Some more articles on Philo

A search made me aware of some more recent articles related to Philo, his works and conceptual world. They might be worthy of a closer study; hence here are the references:

Kovelman, Arkady,
‘Jeremiah 9:22-23 in Philo and Paul,’

Review of Rabbinic Judaism, Volume 10, Number 2, 2007 , pp. 162-175.

Geljon, A.C.
Philonic Elements in Didymus the Blind’s Exegesis of the Story of Cain and Abel
Vigiliae Christianae, Volume 61, Number 3, 2007 , pp. 282-312
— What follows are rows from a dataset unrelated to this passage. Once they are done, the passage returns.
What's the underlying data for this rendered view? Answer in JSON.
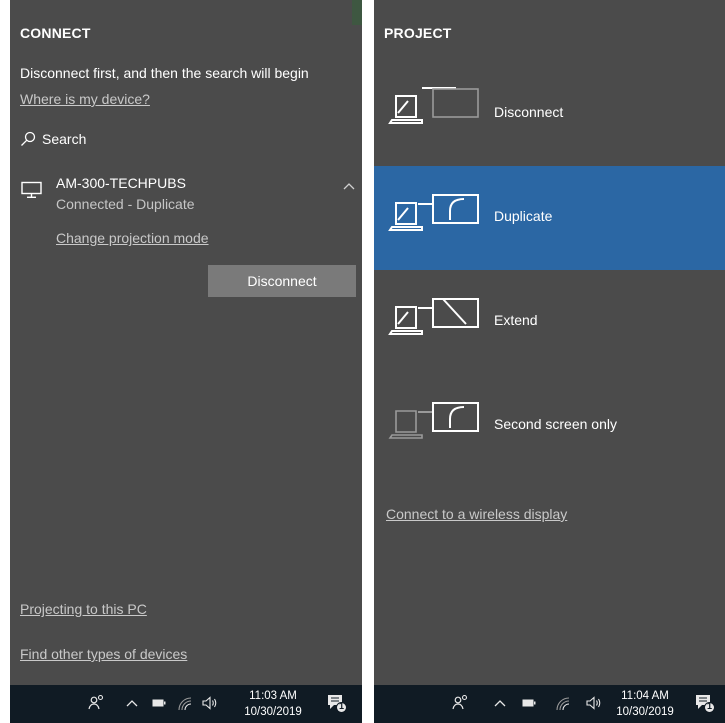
{
  "connect": {
    "title": "CONNECT",
    "message": "Disconnect first, and then the search will begin",
    "where_link": "Where is my device?",
    "search_label": "Search",
    "device": {
      "name": "AM-300-TECHPUBS",
      "status": "Connected - Duplicate",
      "change_mode_link": "Change projection mode",
      "disconnect_button": "Disconnect"
    },
    "projecting_link": "Projecting to this PC",
    "find_link": "Find other types of devices"
  },
  "project": {
    "title": "PROJECT",
    "options": [
      {
        "label": "Disconnect",
        "selected": false
      },
      {
        "label": "Duplicate",
        "selected": true
      },
      {
        "label": "Extend",
        "selected": false
      },
      {
        "label": "Second screen only",
        "selected": false
      }
    ],
    "wireless_link": "Connect to a wireless display"
  },
  "taskbar_left": {
    "time": "11:03 AM",
    "date": "10/30/2019",
    "notifications": "1"
  },
  "taskbar_right": {
    "time": "11:04 AM",
    "date": "10/30/2019",
    "notifications": "1"
  },
  "colors": {
    "panel": "#4b4b4b",
    "accent": "#2b67a4",
    "taskbar": "#101b24"
  }
}
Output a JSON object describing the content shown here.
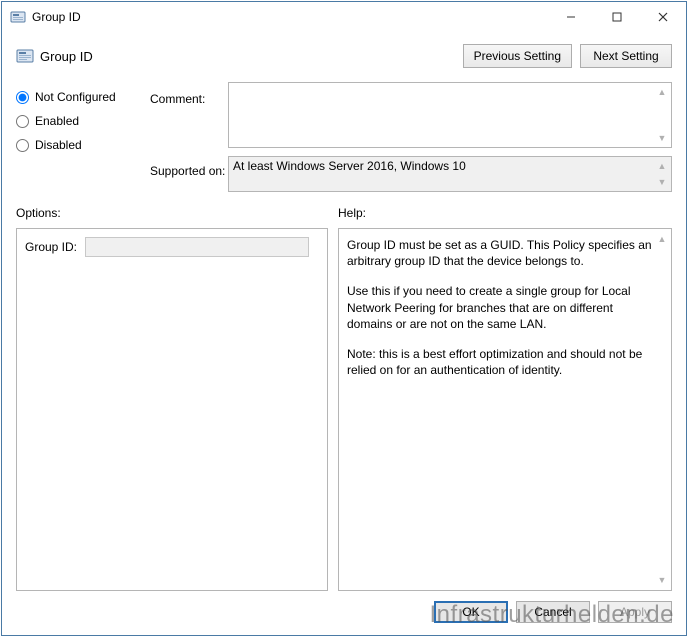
{
  "window": {
    "title": "Group ID"
  },
  "header": {
    "title": "Group ID"
  },
  "nav": {
    "previous": "Previous Setting",
    "next": "Next Setting"
  },
  "state": {
    "radios": [
      {
        "label": "Not Configured",
        "checked": true
      },
      {
        "label": "Enabled",
        "checked": false
      },
      {
        "label": "Disabled",
        "checked": false
      }
    ],
    "comment_label": "Comment:",
    "comment_value": "",
    "supported_label": "Supported on:",
    "supported_value": "At least Windows Server 2016, Windows 10"
  },
  "labels": {
    "options": "Options:",
    "help": "Help:"
  },
  "options": {
    "groupid_label": "Group ID:",
    "groupid_value": ""
  },
  "help": {
    "p1": "Group ID must be set as a GUID. This Policy specifies an arbitrary group ID that the device belongs to.",
    "p2": "Use this if you need to create a single group for Local Network Peering for branches that are on different domains or are not on the same LAN.",
    "p3": "Note: this is a best effort optimization and should not be relied on for an authentication of identity."
  },
  "footer": {
    "ok": "OK",
    "cancel": "Cancel",
    "apply": "Apply"
  },
  "watermark": "Infrastrukturhelden.de"
}
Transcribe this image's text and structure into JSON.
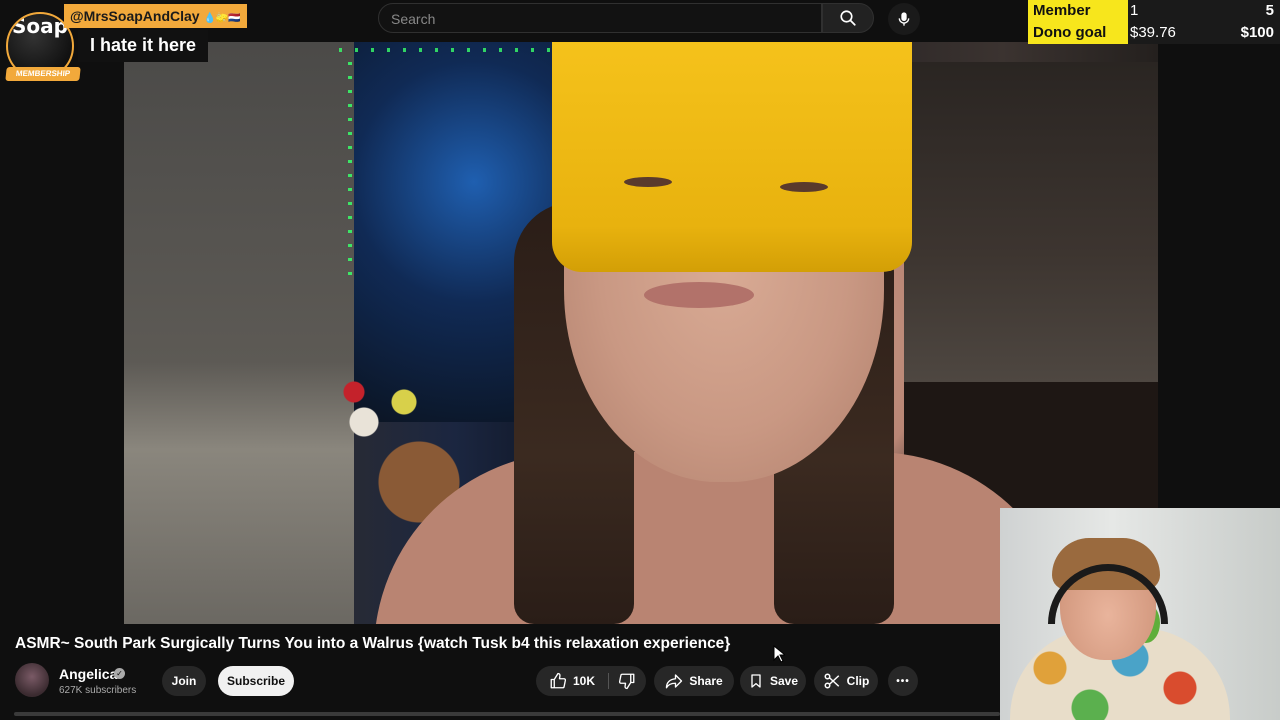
{
  "search": {
    "placeholder": "Search"
  },
  "chat_overlay": {
    "username": "@MrsSoapAndClay",
    "badge_glyphs": "💧🧽🇳🇱",
    "message": "I hate it here",
    "avatar_text": "Soap+Clay",
    "membership_label": "MEMBERSHIP"
  },
  "goals": [
    {
      "label": "Member Goal",
      "current": "1",
      "target": "5"
    },
    {
      "label": "Dono goal",
      "current": "$39.76",
      "target": "$100"
    }
  ],
  "video": {
    "title": "ASMR~ South Park Surgically Turns You into a Walrus {watch Tusk b4 this relaxation experience}",
    "channel": {
      "name": "Angelica",
      "subscribers": "627K subscribers",
      "verified_glyph": "✓"
    },
    "buttons": {
      "join": "Join",
      "subscribe": "Subscribe",
      "likes": "10K",
      "share": "Share",
      "save": "Save",
      "clip": "Clip",
      "more": "•••"
    }
  },
  "colors": {
    "accent": "#f2a93b",
    "goal_label_bg": "#f7e61c",
    "page_bg": "#0f0f0f"
  },
  "icons": [
    "search-icon",
    "microphone-icon",
    "thumbs-up-icon",
    "thumbs-down-icon",
    "share-icon",
    "bookmark-icon",
    "scissors-icon",
    "more-icon",
    "verified-icon",
    "cursor-icon"
  ]
}
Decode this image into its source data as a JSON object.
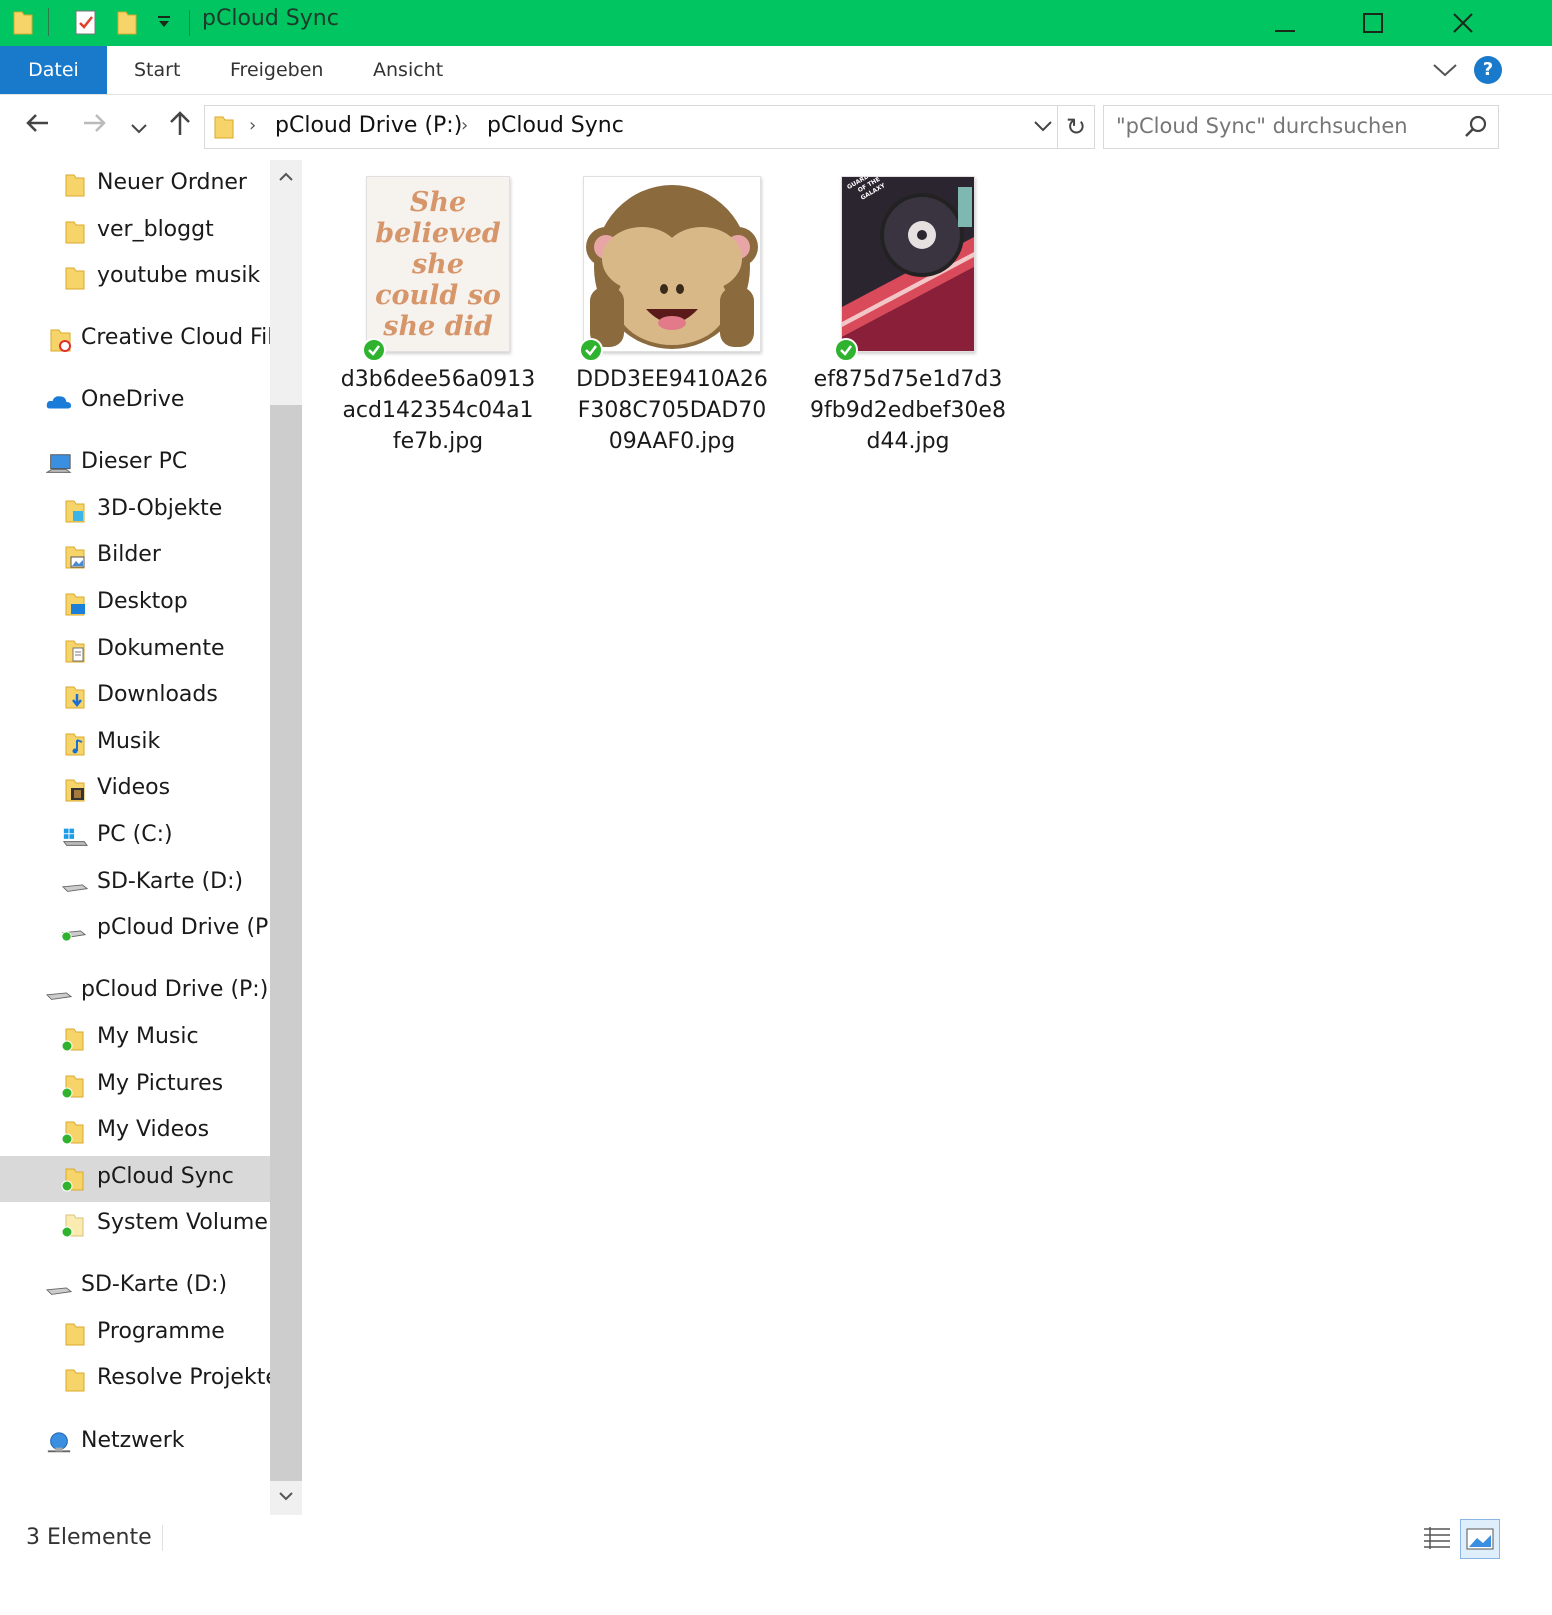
{
  "window": {
    "title": "pCloud Sync",
    "accent_color": "#00c561",
    "ribbon_active_color": "#1979ca"
  },
  "ribbon": {
    "tabs": [
      {
        "label": "Datei",
        "active": true
      },
      {
        "label": "Start",
        "active": false
      },
      {
        "label": "Freigeben",
        "active": false
      },
      {
        "label": "Ansicht",
        "active": false
      }
    ],
    "help_label": "?"
  },
  "address": {
    "crumbs": [
      "pCloud Drive (P:)",
      "pCloud Sync"
    ],
    "search_placeholder": "\"pCloud Sync\" durchsuchen"
  },
  "sidebar": {
    "items": [
      {
        "label": "Neuer Ordner",
        "icon": "folder-icon"
      },
      {
        "label": "ver_bloggt",
        "icon": "folder-icon"
      },
      {
        "label": "youtube musik",
        "icon": "folder-icon"
      },
      {
        "label": "Creative Cloud Files",
        "icon": "creative-cloud-folder-icon"
      },
      {
        "label": "OneDrive",
        "icon": "onedrive-cloud-icon"
      },
      {
        "label": "Dieser PC",
        "icon": "computer-icon"
      },
      {
        "label": "3D-Objekte",
        "icon": "3d-objects-folder-icon"
      },
      {
        "label": "Bilder",
        "icon": "pictures-folder-icon"
      },
      {
        "label": "Desktop",
        "icon": "desktop-folder-icon"
      },
      {
        "label": "Dokumente",
        "icon": "documents-folder-icon"
      },
      {
        "label": "Downloads",
        "icon": "downloads-folder-icon"
      },
      {
        "label": "Musik",
        "icon": "music-folder-icon"
      },
      {
        "label": "Videos",
        "icon": "videos-folder-icon"
      },
      {
        "label": "PC (C:)",
        "icon": "windows-drive-icon"
      },
      {
        "label": "SD-Karte (D:)",
        "icon": "drive-icon"
      },
      {
        "label": "pCloud Drive (P:)",
        "icon": "synced-drive-icon"
      },
      {
        "label": "pCloud Drive (P:)",
        "icon": "drive-icon"
      },
      {
        "label": "My Music",
        "icon": "synced-folder-icon"
      },
      {
        "label": "My Pictures",
        "icon": "synced-folder-icon"
      },
      {
        "label": "My Videos",
        "icon": "synced-folder-icon"
      },
      {
        "label": "pCloud Sync",
        "icon": "synced-folder-icon",
        "selected": true
      },
      {
        "label": "System Volume Information",
        "icon": "synced-folder-icon"
      },
      {
        "label": "SD-Karte (D:)",
        "icon": "drive-icon"
      },
      {
        "label": "Programme",
        "icon": "folder-icon"
      },
      {
        "label": "Resolve Projekte",
        "icon": "folder-icon"
      },
      {
        "label": "Netzwerk",
        "icon": "network-icon"
      }
    ]
  },
  "files": [
    {
      "name": "d3b6dee56a0913acd142354c04a1fe7b.jpg",
      "thumb": "quote-thumbnail",
      "thumb_text": "She believed she could so she did",
      "synced": true
    },
    {
      "name": "DDD3EE9410A26F308C705DAD7009AAF0.jpg",
      "thumb": "see-no-evil-monkey-thumbnail",
      "synced": true
    },
    {
      "name": "ef875d75e1d7d39fb9d2edbef30e8d44.jpg",
      "thumb": "cassette-poster-thumbnail",
      "thumb_text": "GUARDIANS OF THE GALAXY",
      "synced": true
    }
  ],
  "status": {
    "count_label": "3 Elemente"
  }
}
“This article focuses on Philo’s influence on the interpretation of Cain and Abel given by Didymus the Blind in his Commentary on Genesis. Didymus refers a few times to Philo by name but more places can be detected in which Didymus makes use of Philo. Both Philo and Didymus see in Cain and Abel two different worldviews, which are opposed to each other. Cain is the wicked man, who does not respect God, whereas Abel is the virtuous man, who loves God. Philo bases his interpretation on the translation of Cain as possession and of Abel as referring to God. These translations are absent in Didymus. Philonic elements can be seen, for instance, in Abel as shepherding the senses and in Cain presented as a sophist. It is remarkable that Didymus does not interpret Abel as a type of Christ, as other church fathers do.”

Louth, Andrew
II. Philo”
The Origins of the Christian Mystical Tradition” January 2007 , pp. 17-35

“Philo was a devout Jew who defended the traditional customs of his faith. The bulk of his writings consist of commentaries on parts of the Pentateuch in the Septuagint version. He is important for two reasons. First, as a representative of Middle Platonism — the Stoicized form Platonism had taken from the beginning of the first century BC — which provides the intellectual background of many of the Fathers, and is the form in which the idea of the soul’s ascent to God is understood. Secondly, Philo is important in himself, for there is no doubt that his writings had a very considerable influence on the Alexandrian tradition in Greek patristic theology.”

Feldman, Louis H.
Moses the General and the Battle against Midian in Philo”
Jewish Studies Quarterly, Volume 14, Number 1, March 2007 , pp. 1-1